Nebraska Dry Bean Commission sets sights on trade expansion in Turkey
Cindi Allen of Ogallala, Neb., District IV Nebraska Dry Bean commissioner, did not hesitate to start packing when the call came to represent the Nebraska Dry Bean Commission. Acting Deputy Secretary of Agriculture Michael Scuse led a U.S. trade delegation to Istanbul, Turkey, during the early part of June. The delegates represented more than 20 companies, six state departments of agriculture, and numerous agricultural organizations seeking to tap into Turkey’s expanding market.
“People around the world continue to demand U.S. food and agricultural products, boosting American businesses and supporting our rural communities,” Scuse said.
“Turkey has moved from a major producer to a major importer of beans. This gives both Nebraska dry bean growers and processors an incredible window of opportunity.” Allen said. “Trade agreements are becoming enormous in their scope and reach. Turkey spans between Europe and Asia. As a result, Turkey is a very strategic center of commerce for U.S. agricultural trade and Nebraska dry beans.”
A dynamic mix of government officials, private companies, and traders, all with agricultural interest, set the stage as an opportunistic event for NDBC participation. The Agricultural Trade Mission to Turkey was brought to the attention of the Nebraska Dry Bean Commission through Nebraska’s Department of Agriculture, trade representative Stan Garbacz, representing Nebraska in the ATM-Turkey. The trade teams arrived in Istanbul eager to get started despite reports of government protest in Taksim Square, Istanbul.
“When we arrived in Istanbul we found a peaceful city with a small area occupied by protesters,” Allen said. “We were never unsafe, contrary to what was shown on CNN.”
In addition to Turkish buyers and traders, agricultural officials from the American Embassy in Ankara, which covers Turkey, Uzbekistan, Azerbaijan, Turkmenistan, Kyrgyzstan, and Georgia, and the Consulate General of the United States in Turkey, were present for briefings, questions, and panel discussions.

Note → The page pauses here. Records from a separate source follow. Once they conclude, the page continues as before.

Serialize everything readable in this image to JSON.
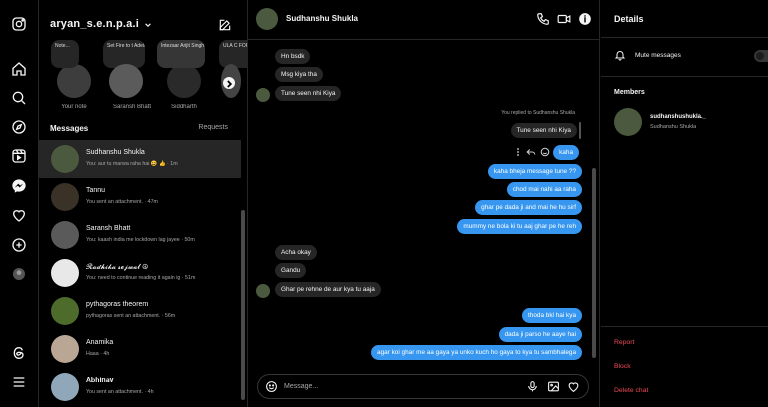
{
  "profile": {
    "username": "aryan_s.e.n.p.a.i"
  },
  "notes": [
    {
      "text": "Note...",
      "label": "Your note"
    },
    {
      "text": "Set Fire to t Adele",
      "label": ""
    },
    {
      "text": "",
      "label": "Saransh Bhatt"
    },
    {
      "text": "Intezaar Arijit Singh",
      "label": "Siddharth"
    },
    {
      "text": "ULA C FOR H",
      "label": ""
    }
  ],
  "tabs": {
    "messages": "Messages",
    "requests": "Requests"
  },
  "conversations": [
    {
      "name": "Sudhanshu Shukla",
      "preview": "You: aur tu marwa raha hai 😆 👍 · 1m",
      "active": true
    },
    {
      "name": "Tannu",
      "preview": "You sent an attachment. · 47m",
      "active": false
    },
    {
      "name": "Saransh Bhatt",
      "preview": "You: kaash india me lockdown lag jayee · 50m",
      "active": false
    },
    {
      "name": "𝓡𝓪𝓭𝓱𝓲𝓴𝓪 𝓼𝓮𝓳𝔀𝓪𝓵 ☮︎",
      "preview": "You: need to continue reading it again ig · 51m",
      "active": false
    },
    {
      "name": "pythagoras theorem",
      "preview": "pythagoras sent an attachment. · 56m",
      "active": false
    },
    {
      "name": "Anamika",
      "preview": "Haaa · 4h",
      "active": false
    },
    {
      "name": "𝐀𝐛𝐡𝐢𝐧𝐚𝐯",
      "preview": "You sent an attachment. · 4h",
      "active": false
    }
  ],
  "chat": {
    "name": "Sudhanshu Shukla",
    "reply_note": "You replied to Sudhanshu Shukla",
    "reply_quote": "Tune seen nhi Kiya",
    "incoming_1": [
      "Hn bsdk",
      "Msg kiya tha",
      "Tune seen nhi Kiya"
    ],
    "outgoing_1": [
      "kaha",
      "kaha bheja message tune ??",
      "chod mai nahi aa raha",
      "ghar pe dada ji and mai he hu sirf",
      "mummy ne bola ki tu aaj ghar pe he reh"
    ],
    "incoming_2": [
      "Acha okay",
      "Gandu",
      "Ghar pe rehne de aur kya tu aaja"
    ],
    "outgoing_2": [
      "thoda bkl hai kya",
      "dada ji parso he aaye hai",
      "agar koi ghar me aa gaya ya unko kuch ho gaya to kya tu sambhalega"
    ],
    "composer_placeholder": "Message..."
  },
  "details": {
    "title": "Details",
    "mute_label": "Mute messages",
    "mute_on": false,
    "members_title": "Members",
    "member": {
      "username": "sudhanshushukla._",
      "name": "Sudhanshu Shukla"
    },
    "report": "Report",
    "block": "Block",
    "delete": "Delete chat"
  },
  "colors": {
    "accent": "#3797f0",
    "danger": "#ed4956",
    "bubble_in": "#262626"
  }
}
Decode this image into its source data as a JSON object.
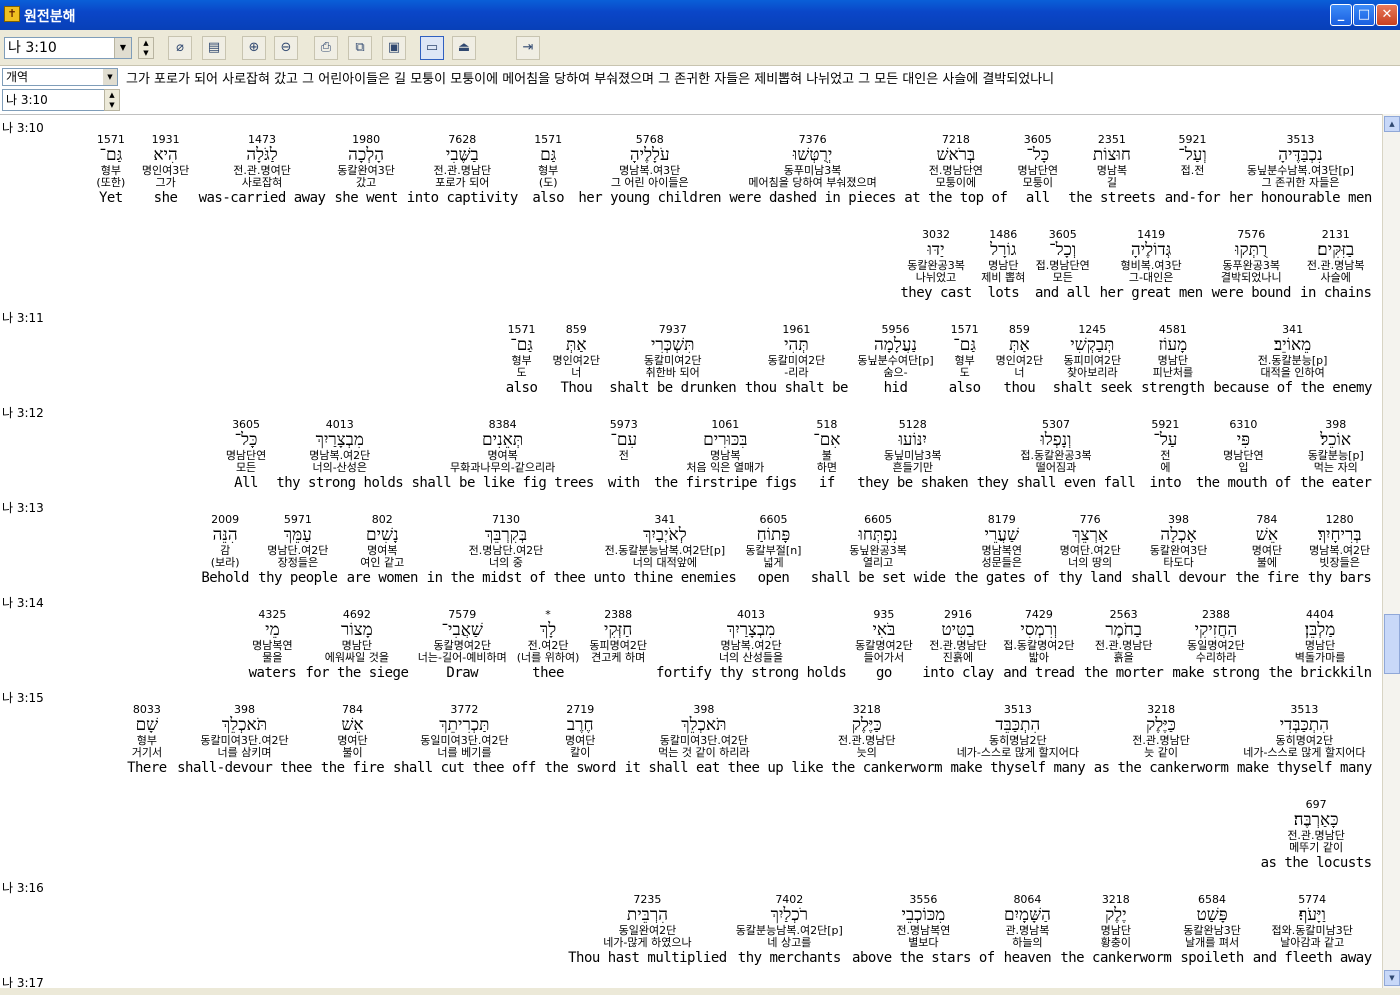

Notably, Turkey is self-sufficient in terms of food. However, 72 percent of the population in Turkey is younger than 35. Both rising incomes and migration from rural to urban areas have caused an increase in demand for exotic foods. Although traditional eating habits still prevail in the majority, there is a robust opportunity in package food, consumption of convenience foods, exotic foods, and bread. Remarkably, Turkey is increasing in economic statue with trade links to other markets in Asia, the Middle East, and Europe. Because of this, Turkey has liberalized its policy on food imports.
The Nebraska Dry Bean Commission looks for opportunities to increase the consumption of beans, educate the consumer about the health benefits of beans, and continue to fund research that aligns with the goals of the Commission. NDBC has participated in similar trade missions to China resulting in reverse trade missions and partnerships within the Chinese markets.
Formed in 1987, by the Nebraska Legislature under the Dry Bean Resources Act the Commission is comprised of nine members: four grower representatives, three processor representatives appointed by the governor, and two additional grower representatives appointed by the commission. Commissioners all serve a three-year term. The primary function of NDBC is for the purpose of research, education, advertising, publicity, and promotion to increase the consumption of dry beans on a state, national, and international basis. To learn more about the Nebraska Dry Bean Commission, nutritional information, and bean recipes, visit the website at http://nebraskadrybean.com.